Netanyahu and Trump with Bahraini and UAE Foreign Ministers
Netanyahu and Trump with Bahraini and UAE Foreign Ministers Official White House Photo by Tia Dufour

As the UAE and Bahrain prepared to sign a deal to normalize diplomatic relations with Israel this summer, Saudi Arabia was quietly urging them on, according to a report in The Guardian.

For several months before the deals were signed at the White House, the Saudi crown prince, Mohammed bin Salman, had been laying out his rationale for a pact that would overturn regional policies towards long-term foe Iran.

According to The Guardian, while a pact between Israel and Saudi Arabia is growing closer, Prince Mohammed is unlikely to give Trump what would be his biggest foreign policy achievement before the US election, three sources close to the royal court said.

Instead, the Kingdom is likely to continue its role of urging regional allies across the line – effectively in its name. Sudan and Oman are firm favorites to strike a deal before the year is out but Saudi Arabia and Kuwait are likely to bide their time and hold out for bigger prizes.

Addressing the United Nations general assembly on Wednesday, Saudi King Salman stuck to the script of the 2002 Saudi-sponsored Arab Peace Initiative, which had been seen as a template until the past few years.

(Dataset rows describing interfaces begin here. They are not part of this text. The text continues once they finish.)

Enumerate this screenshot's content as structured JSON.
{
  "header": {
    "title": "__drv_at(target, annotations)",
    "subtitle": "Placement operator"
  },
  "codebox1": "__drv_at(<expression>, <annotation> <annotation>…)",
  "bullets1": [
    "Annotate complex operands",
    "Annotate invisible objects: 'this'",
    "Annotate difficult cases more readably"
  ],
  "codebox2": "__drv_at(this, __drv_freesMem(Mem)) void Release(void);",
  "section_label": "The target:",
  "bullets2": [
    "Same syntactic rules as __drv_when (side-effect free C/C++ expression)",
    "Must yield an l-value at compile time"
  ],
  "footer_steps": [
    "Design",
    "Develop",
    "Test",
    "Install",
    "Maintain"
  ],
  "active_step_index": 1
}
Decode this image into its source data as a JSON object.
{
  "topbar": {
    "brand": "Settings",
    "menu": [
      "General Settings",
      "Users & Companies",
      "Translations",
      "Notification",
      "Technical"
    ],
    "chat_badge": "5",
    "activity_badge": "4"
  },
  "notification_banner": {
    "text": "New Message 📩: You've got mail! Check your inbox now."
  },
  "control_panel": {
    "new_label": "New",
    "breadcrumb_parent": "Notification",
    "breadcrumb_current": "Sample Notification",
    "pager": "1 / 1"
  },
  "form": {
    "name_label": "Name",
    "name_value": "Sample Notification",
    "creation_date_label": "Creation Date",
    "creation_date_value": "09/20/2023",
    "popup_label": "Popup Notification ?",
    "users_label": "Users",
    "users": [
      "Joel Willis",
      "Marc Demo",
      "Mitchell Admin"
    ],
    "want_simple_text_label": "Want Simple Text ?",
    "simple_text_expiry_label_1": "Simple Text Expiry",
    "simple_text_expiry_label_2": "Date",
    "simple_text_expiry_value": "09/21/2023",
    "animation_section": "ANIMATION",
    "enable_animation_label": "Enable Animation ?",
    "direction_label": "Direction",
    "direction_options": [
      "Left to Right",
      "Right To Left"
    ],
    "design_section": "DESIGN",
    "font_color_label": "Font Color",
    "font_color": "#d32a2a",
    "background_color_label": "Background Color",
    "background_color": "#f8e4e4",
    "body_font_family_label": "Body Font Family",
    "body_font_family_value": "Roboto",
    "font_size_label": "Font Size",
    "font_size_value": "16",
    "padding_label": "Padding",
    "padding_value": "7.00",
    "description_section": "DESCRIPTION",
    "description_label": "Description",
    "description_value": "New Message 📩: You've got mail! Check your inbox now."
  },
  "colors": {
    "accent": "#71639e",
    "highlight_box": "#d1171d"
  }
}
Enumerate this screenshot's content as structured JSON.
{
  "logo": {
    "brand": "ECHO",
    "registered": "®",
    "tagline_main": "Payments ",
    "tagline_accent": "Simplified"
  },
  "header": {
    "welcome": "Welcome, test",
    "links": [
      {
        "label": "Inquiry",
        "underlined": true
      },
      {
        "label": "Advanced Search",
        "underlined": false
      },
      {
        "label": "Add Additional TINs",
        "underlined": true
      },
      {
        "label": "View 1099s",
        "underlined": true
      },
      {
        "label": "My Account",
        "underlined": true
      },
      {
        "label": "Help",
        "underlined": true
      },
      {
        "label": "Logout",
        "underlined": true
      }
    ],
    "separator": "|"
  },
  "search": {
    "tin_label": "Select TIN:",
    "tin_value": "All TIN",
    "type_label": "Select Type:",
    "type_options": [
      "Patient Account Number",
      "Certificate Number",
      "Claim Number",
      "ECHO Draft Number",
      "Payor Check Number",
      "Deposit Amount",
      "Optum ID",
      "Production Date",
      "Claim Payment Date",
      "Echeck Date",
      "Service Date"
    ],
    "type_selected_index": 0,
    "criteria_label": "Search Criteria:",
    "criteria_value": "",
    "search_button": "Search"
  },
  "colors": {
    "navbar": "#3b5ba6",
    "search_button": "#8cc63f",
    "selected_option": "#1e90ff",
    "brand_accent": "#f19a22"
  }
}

However, according to The Guardian, the Saudi Crown Prince views the region through a different lens to his predecessors, seeing Iranian expansionism as a bigger threat to stability than the seven-decade failure to bring about a peace deal between Israel and the Palestinian Arabs. According to two sources familiar with Prince Mohammed’s thinking, his views have been greatly influenced by Trump’s son-in-law, Jared Kushner, since the two met in 2017.

“Kushner was just as transactional as his father-in-law,” said one Saudi source. “He was all about user pays; if you back a cause, or a person, they need to have your back. It was a language MBS understood and he wasted little time applying it to new Saudi positions on Palestine and Lebanon, both of which had become a never-ending burden.”

US President Donald Trump told reporters last week that many more countries are on the way to reaching new peace deals in the Middle East.

Asked if he expected Saudi Arabia to follow suit, Trump said, "I do. I spoke with the king of Saudi Arabia." He added the move would come "at the right time."

The President recently said he expected Saudi Arabia to join the Israel-UAE deal. A senior member of the Saudi royal family later stressed that Saudi Arabia’s price for normalizing relations with Israel is the creation of a sovereign Palestinian state with Jerusalem as its capital.

King Salman reiterated that position during a recent conversation with Trump, saying there would be no normalization with Israel without Palestinian statehood.

(Arutz Sheva’s North American desk is keeping you updated until the start of Shabbat in New York. The time posted automatically on all Arutz Sheva articles, however, is Israeli time.)